Some governments, some times, are so worried about the stability of their currency that they talk about passing or enforcing laws that prevent you from owning bullion. It’s okay to own money, however; whether paper money or coin money, governments generally are willing to let their citizens own money, unless they completely become Communist dictatorships. We’re not going to let things get so far out of hand here. Anyone can buy Bullion Coins from a coin dealer, even if there isn’t any such thing.
Lawyers and Dictionaries:
We have both; which is mightier?
We use lawyers for Prosecution and Defense advocates in a trial, and Dictionaries are not permitted in the Jury Deliberation room. So, Lawyers seem to come out on top. If the Government tries to confiscate privately-owned Bullion, you would send for a Lawyer, right?
There’s a reason the Lawyers don’t allow Dictionaries in Jury Deliberation rooms. One Dictionary can hold a thousand terrified Lawyers at bay. Dictionaries hold the Ultimate Truth: The definitions of words.
No American Government will ever be able to confiscate your Bullion Coins, so you won’t need Lawyers. You don’t even own any Bullion Coins, even if someone said you did. There’s no such thing as a Bullion Coin, so there’s nothing to fear but fear itself, and Dictionaries banish fear.
Here’s The Dictionary:
The Oxford English Dictionary is the principal dictionary of the English Language.

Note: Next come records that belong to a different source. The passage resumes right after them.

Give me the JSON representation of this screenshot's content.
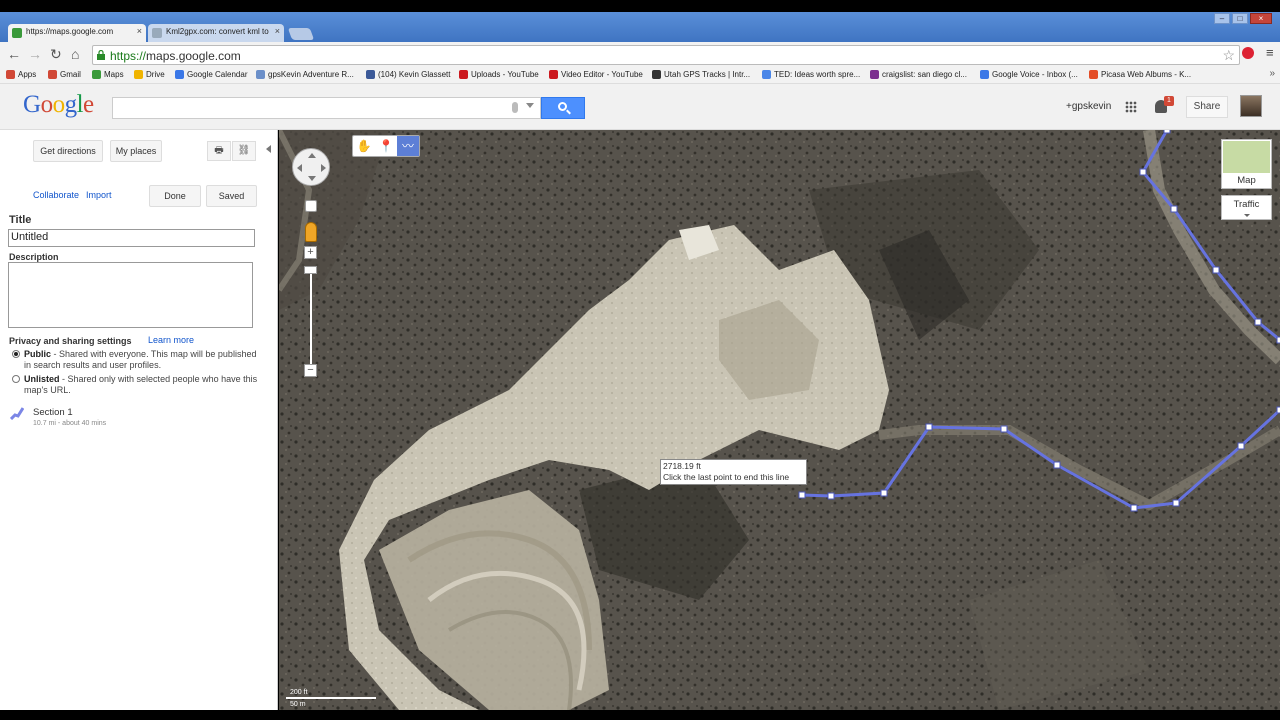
{
  "browser": {
    "tabs": [
      {
        "label": "https://maps.google.com",
        "close": "×"
      },
      {
        "label": "Kml2gpx.com: convert kml to",
        "close": "×"
      }
    ],
    "url_scheme": "https://",
    "url_host": "maps.google.com",
    "nav": {
      "back": "←",
      "forward": "→",
      "reload": "↻",
      "home": "⌂"
    },
    "star": "☆",
    "menu": "≡",
    "window": {
      "minimize": "–",
      "maximize": "□",
      "close": "×"
    },
    "bookmarks": [
      {
        "label": "Apps",
        "color": "#d14836"
      },
      {
        "label": "Gmail",
        "color": "#d14836"
      },
      {
        "label": "Maps",
        "color": "#3a9a3a"
      },
      {
        "label": "Drive",
        "color": "#f0b400"
      },
      {
        "label": "Google Calendar",
        "color": "#3b78e7"
      },
      {
        "label": "gpsKevin Adventure R...",
        "color": "#6b8fc9"
      },
      {
        "label": "(104) Kevin Glassett",
        "color": "#3b5998"
      },
      {
        "label": "Uploads - YouTube",
        "color": "#cc181e"
      },
      {
        "label": "Video Editor - YouTube",
        "color": "#cc181e"
      },
      {
        "label": "Utah GPS Tracks | Intr...",
        "color": "#333333"
      },
      {
        "label": "TED: Ideas worth spre...",
        "color": "#4a86e8"
      },
      {
        "label": "craigslist: san diego cl...",
        "color": "#7b2f8f"
      },
      {
        "label": "Google Voice - Inbox (...",
        "color": "#3b78e7"
      },
      {
        "label": "Picasa Web Albums - K...",
        "color": "#e44d26"
      }
    ],
    "bookmarks_more": "»"
  },
  "google_header": {
    "logo": [
      "G",
      "o",
      "o",
      "g",
      "l",
      "e"
    ],
    "search_value": "",
    "user": "+gpskevin",
    "notifications": "1",
    "share": "Share"
  },
  "panel": {
    "get_directions": "Get directions",
    "my_places": "My places",
    "print_icon": "🖶",
    "link_icon": "⛓",
    "collaborate": "Collaborate",
    "import": "Import",
    "done": "Done",
    "saved": "Saved",
    "title_label": "Title",
    "title_value": "Untitled",
    "description_label": "Description",
    "privacy_label": "Privacy and sharing settings",
    "learn_more": "Learn more",
    "public_label": "Public",
    "public_text": " - Shared with everyone. This map will be published in search results and user profiles.",
    "unlisted_label": "Unlisted",
    "unlisted_text": " - Shared only with selected people who have this map's URL.",
    "section_name": "Section 1",
    "section_sub": "10.7 mi - about 40 mins"
  },
  "map": {
    "modes": [
      "✋",
      "📍",
      "〰"
    ],
    "map_type": "Map",
    "traffic": "Traffic",
    "tooltip_distance": "2718.19 ft",
    "tooltip_hint": "Click the last point to end this line",
    "scale_ft": "200 ft",
    "scale_m": "50 m",
    "line_color": "#6673e0",
    "zoom_in": "+",
    "zoom_out": "−"
  }
}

This is where the definitions of words are kept. The Oxford is a rather massive 24 volumes and not easy to carry around, occupying as it does about six feet of shelf space. The Shorter Oxford, by comparison, is only two volumes and has 99.9% of the words we most commonly need. Let’s take a look at what it has to say about Coin, a noun:
“A piece of metal, usually a disc, made into money by an official stamp.” The word derives from the Old French coin, meaning a wedge or corner.
Coin is also a verb. The Shorter Oxford tells us it means,
“1. to make (money) by stamping metal
2. to make (metal) into money by stamping pieces of definite weight and value with authorized marks or characters.”
The verb to coin derives from the Old French coigner, meaning mint.
Well, that’s interesting. Right here we can see that the physical manufacturing process adds value to whatever metal might be used, and that means the coined metal is worth more than the raw materials (the metal, perhaps even Bullion).
Bullion? They make Coins from Bullion? What’s that?
Shorter Oxford to the rescue! Go, Oxford! Go!
“Bullion (noun): Metal, especially gold or silver in lump form before coining or manufacture, or valued simply as raw metal.” The word derives from the Latin bullire, to boil, and -ion, a suffix denoting a verbal action, an instance of this, or a resulting state or product.”
You can own Coins.
You can own Bullion (for now).
You can’t own Bullion Coins, because there isn’t any such thing. Once the metal Bullion has been Coined, it’s not Bullion any more. Once Coins have been melted into a lump of Bullion, they aren’t Coins any more.
You can have metal Bullion or metal Coins, but there’s no middle ground between Bullion and Coins. There’s just no such thing as a Bullion Coin.
Let me say this about that: How dare they!!!
Now, many of you fine folks bought Bullion Coins from other fine folks who sell Bullion Coins, and those were perfectly legal transactions between consenting adults, even if there’s no such thing as a Bullion Coin. To add frosting to the cake, some Coin-owning folks are concerned that a left-leaning Government might some day deny its citizens the right to own Bullion.
Stop that. You are creating your own problem.
Unless you bought lumps of metal as such, or melted your coins down into lumps of metal, you don’t even have any Bullion. You might own coins, or you might own bullion, but you just can’t own a Bullion Coin
There’s no such thing.
Well, you’ve convinced me. Looks like I can keep my coins safely buried, after all. Now, that there Dictionary…I’ll just keep that within easy reach.
Steve Smith manages a manufacturing business at http://www.smithandcompany.org/ and also is a Consulting Scientist; see http://www.consultingscientist.us/